(Data about app and page elements)
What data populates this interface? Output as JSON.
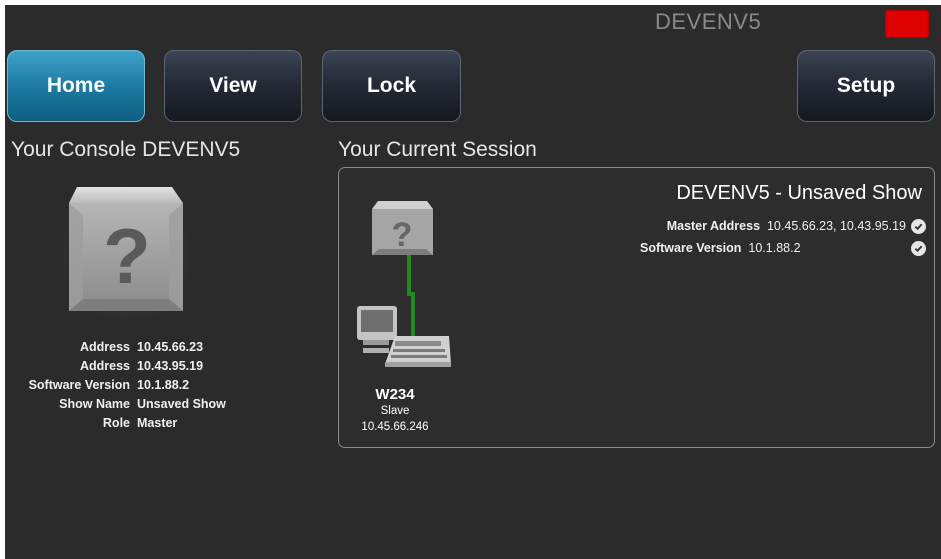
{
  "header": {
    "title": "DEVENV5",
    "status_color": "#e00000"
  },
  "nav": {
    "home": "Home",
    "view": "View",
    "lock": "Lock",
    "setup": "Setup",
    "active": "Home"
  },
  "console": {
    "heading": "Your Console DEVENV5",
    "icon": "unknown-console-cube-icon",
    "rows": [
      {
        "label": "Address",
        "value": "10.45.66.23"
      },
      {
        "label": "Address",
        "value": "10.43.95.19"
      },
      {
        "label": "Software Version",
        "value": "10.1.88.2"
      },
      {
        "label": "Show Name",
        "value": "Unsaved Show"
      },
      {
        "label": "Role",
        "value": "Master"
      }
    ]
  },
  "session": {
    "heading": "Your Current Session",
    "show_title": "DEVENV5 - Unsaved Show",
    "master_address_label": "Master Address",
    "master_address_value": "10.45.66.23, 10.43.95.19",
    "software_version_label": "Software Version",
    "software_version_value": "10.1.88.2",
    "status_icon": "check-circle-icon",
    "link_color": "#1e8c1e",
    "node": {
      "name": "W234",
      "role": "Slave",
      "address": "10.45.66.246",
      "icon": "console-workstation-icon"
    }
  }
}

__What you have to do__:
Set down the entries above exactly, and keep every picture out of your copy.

__The answer__:
What data populates this interface? Output as JSON.
{
  "header": {
    "title": "DEVENV5",
    "status_color": "#e00000"
  },
  "nav": {
    "home": "Home",
    "view": "View",
    "lock": "Lock",
    "setup": "Setup",
    "active": "Home"
  },
  "console": {
    "heading": "Your Console DEVENV5",
    "icon": "unknown-console-cube-icon",
    "rows": [
      {
        "label": "Address",
        "value": "10.45.66.23"
      },
      {
        "label": "Address",
        "value": "10.43.95.19"
      },
      {
        "label": "Software Version",
        "value": "10.1.88.2"
      },
      {
        "label": "Show Name",
        "value": "Unsaved Show"
      },
      {
        "label": "Role",
        "value": "Master"
      }
    ]
  },
  "session": {
    "heading": "Your Current Session",
    "show_title": "DEVENV5 - Unsaved Show",
    "master_address_label": "Master Address",
    "master_address_value": "10.45.66.23, 10.43.95.19",
    "software_version_label": "Software Version",
    "software_version_value": "10.1.88.2",
    "status_icon": "check-circle-icon",
    "link_color": "#1e8c1e",
    "node": {
      "name": "W234",
      "role": "Slave",
      "address": "10.45.66.246",
      "icon": "console-workstation-icon"
    }
  }
}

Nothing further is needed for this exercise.